"Ben Hador" was not
first play. Professor Horowitz already had previously written
a play that was called, "King Hezekiah," and it failed.
Most of those who visited the
Windsor Theatre, where they played "Ben Hador," were Romanian Jews.
It was in this year, when Jews were expelled from Romania, that
a great number of them arrived in New York.
These itinerant wanderers met the
whole company of "Ben Hador" at the performance of "Ben Hador,"
which had played previously in Romania. They played for the Romanian
Jews in Iasi, Botosani, Brailia, Galati and Bucharest. But as the story may
or may not
be, with "Ben Hador," Jewish New York was cooking.
After a storm there came a wind.
In the coming couple of seasons, after "Ben Hador," there blew a
wind in the same Windsor Theatre: whatever they had staged failed.
Professor Horowitz then traveled to
Germany and Austria and brought back a company of male and
female singers and conductors, and they played German operettas,
but better said, grand opera in German.
The great success of Jacob
Gordin's dramas had attracted him, because previously Horowitz was
the successful theatre composer. His historic and daily
happenings, time pieces (tsayt-bilds), brought him a fortune -- the
plays that filled the theatres were: "Dos poylishe
yingl (The Polish Youth)," "Tisa eslar," "Shlomo
HaMelekh (King Solomon)," "Der mabl fun jonston (The
Johnstown Flood)," (tsayt-bild), "Kapitan dreyfus
(Captain Dreyfus)" (tsayt-bild), "Yakov un esau (Jacob
and Esau)," "Der kuzari (The Kuzari)," "Bat kohen,"
"Yefas toyer," "Di tsvey tnoim (The Two

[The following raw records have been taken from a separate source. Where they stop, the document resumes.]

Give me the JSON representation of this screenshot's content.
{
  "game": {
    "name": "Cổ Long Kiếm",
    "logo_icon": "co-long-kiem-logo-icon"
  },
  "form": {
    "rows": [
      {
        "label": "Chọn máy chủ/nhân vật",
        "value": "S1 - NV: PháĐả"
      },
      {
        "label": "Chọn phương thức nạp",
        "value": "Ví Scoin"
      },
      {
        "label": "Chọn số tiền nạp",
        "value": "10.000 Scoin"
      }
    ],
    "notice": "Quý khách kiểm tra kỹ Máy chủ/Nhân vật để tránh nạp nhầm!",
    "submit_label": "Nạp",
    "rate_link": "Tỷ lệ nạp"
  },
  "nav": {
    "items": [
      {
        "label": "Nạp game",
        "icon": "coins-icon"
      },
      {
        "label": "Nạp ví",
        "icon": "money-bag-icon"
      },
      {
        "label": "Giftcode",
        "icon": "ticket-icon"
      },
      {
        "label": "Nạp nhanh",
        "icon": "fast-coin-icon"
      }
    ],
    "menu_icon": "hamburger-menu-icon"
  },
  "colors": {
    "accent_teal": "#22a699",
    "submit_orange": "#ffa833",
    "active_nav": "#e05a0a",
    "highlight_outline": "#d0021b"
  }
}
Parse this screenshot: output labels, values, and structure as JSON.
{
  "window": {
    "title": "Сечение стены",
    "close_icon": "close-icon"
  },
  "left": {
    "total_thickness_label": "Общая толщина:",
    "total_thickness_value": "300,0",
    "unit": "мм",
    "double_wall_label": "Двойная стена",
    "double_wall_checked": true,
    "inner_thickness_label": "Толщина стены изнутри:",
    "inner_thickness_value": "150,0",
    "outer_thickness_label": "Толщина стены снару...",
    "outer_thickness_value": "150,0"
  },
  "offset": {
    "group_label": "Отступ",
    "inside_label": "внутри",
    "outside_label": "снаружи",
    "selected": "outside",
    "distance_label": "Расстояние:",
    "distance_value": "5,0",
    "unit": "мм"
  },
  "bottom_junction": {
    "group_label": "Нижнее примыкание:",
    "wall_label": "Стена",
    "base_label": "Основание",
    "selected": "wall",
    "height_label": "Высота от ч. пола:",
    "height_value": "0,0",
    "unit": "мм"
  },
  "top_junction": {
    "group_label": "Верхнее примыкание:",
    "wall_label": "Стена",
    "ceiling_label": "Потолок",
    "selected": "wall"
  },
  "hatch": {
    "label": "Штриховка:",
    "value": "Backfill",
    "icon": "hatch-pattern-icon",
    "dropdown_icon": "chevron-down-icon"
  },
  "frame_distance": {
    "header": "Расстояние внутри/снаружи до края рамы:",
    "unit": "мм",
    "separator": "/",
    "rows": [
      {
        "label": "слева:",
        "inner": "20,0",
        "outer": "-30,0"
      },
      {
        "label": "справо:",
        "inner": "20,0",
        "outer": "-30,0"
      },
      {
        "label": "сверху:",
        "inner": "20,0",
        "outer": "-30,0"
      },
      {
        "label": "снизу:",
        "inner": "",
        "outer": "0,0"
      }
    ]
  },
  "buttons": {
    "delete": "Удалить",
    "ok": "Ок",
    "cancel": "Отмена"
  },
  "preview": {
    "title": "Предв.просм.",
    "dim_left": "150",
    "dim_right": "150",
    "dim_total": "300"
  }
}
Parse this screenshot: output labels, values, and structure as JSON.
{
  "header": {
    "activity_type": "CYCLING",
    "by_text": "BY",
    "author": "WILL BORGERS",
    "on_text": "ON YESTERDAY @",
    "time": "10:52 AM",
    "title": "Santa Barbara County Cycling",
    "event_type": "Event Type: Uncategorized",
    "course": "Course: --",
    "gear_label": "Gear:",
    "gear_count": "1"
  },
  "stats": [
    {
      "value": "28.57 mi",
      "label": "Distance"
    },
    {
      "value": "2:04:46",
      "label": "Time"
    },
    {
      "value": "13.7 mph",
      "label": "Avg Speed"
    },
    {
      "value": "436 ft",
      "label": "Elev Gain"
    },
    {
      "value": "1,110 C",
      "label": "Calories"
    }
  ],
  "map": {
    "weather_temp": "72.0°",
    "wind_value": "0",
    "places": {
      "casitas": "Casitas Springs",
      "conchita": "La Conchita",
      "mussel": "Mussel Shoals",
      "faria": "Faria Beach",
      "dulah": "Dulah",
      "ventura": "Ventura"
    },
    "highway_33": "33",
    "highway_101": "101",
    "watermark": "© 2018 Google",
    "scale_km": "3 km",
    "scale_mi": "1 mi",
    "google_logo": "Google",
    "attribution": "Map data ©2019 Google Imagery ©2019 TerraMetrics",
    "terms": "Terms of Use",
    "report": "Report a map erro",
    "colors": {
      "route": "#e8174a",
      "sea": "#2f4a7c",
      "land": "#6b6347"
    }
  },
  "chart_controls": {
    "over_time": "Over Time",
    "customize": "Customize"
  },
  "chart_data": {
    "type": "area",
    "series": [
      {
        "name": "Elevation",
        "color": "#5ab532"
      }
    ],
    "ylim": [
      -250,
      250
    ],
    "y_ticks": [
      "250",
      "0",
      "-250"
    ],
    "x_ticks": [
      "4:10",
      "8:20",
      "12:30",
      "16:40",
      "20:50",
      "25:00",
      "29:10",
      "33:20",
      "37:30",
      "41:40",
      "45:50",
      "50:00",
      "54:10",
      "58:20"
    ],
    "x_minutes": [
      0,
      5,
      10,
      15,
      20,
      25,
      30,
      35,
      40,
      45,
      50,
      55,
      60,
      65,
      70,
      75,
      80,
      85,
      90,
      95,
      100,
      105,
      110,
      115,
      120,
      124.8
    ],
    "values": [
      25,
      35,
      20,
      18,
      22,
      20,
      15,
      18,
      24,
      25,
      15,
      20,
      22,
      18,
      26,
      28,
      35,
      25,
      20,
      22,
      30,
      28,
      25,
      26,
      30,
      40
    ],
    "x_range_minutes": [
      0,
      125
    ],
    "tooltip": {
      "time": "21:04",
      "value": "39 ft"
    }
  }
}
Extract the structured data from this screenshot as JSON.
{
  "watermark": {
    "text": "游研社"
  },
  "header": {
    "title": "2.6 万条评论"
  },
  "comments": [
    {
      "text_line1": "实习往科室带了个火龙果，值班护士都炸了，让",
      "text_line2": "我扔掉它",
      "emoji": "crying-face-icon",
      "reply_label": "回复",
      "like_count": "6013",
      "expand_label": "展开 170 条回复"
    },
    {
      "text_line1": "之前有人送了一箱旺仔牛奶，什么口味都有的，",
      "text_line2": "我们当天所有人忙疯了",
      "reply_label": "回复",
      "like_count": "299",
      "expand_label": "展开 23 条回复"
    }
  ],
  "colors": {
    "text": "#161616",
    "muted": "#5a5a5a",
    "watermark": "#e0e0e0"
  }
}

Conditions?)," "Yetsie fun mitsra'im (Exodus From
Egypt)," "Khurbn keshenev (The Destruction of Kishinev),"
(tsayt-bild), but his greatest success was "Ben Hador." What he
wrote and performed after "Ben Hador" did not "flash,"
as it is said in theatrical language. He got caught up in the German
opera -- and this was his ruin.
The enterprise with the opera was
a failure. Thus he lost every cent that he had owned. As a
writer and by himself a director and manager, he made great
fortunes in the Yiddish theatre. He was, however, a sport, a
great waster; He was the first in the Yiddish theatre who toured
with his own carriage, driven by an excellent horse. His
horse-and-carriage was the talk of New York. This carriage alone
had all kinds of colors. His library had cost a fortune. He
lived and loved his money. The failure of the German opera had
broken him. A couple of months later he became ill and lost his
mind. He fell into an amnesia; he forgot who he is and who he
was. In the last months of his life he begged for bread from his fellow-actors. He retired for several years and died
miserable and abandoned on March 4, 1910.
THE ENGLISH THEATRE TOOK FROM
The English theatre then started
Street and something. But in that time it was a great move
to go from the East Side to Broadway, which was called, "The
Great White Way." There are Jews in America from the East Side who have been ridiculed for
decades, who have never been to Broadway. They already had been
dissuaded from the English theatre.
The immigrants of long ago who
used to be taken care of by their American relatives, were led
for the first time to three places: to a Turkish bath, to see
the Brooklyn Bridge, and to the Yiddish theatre.
Most of these immigrants remained
for years, even as Americans.
Not only were less Jews going to
the English theatre. Even theatre people used to rarely go to
the English theatre. Also my first operettas, which were modern,
were advertised as "Rumshinsky's operetta à la Broadway."
The best American actors and
directors, however, often used to come downtown to see Yiddish
theatre. And indeed several large productions on Broadway had
their origins from Yiddish theatre. For example, the
Jewish-American character-comic David Warfield, who already then
was a great star on Broadway, often used to be seen at the Yiddish
theatre, mainly at the musical play, "Dovid's fidele (David's
Violin)." David Warfield staged a play, "The Music Master," from
which he became a millionaire. He used to see what Thomashefsky
was doing, or [Max] Rosenthal, who played the main role of David on
the Yiddish stage.
When Jacob Adler played Tolstoy's
"Der lebediger mes (The Living Corpse)," they virtually
used to come to every production to see the famous American
actor John Barrymore, and indeed a short time later Barrymore performed
the same play on the American stage, almost
like in the Yiddish theatre. Chiefly he played entirely the main
role of Jacob Adler.
Several American directors
from "legitimate" theatre and vaudeville invited Yiddish actors
to play English theatre. The first actor who left the Yiddish
stage and went away to the English stage was Charles Cohan.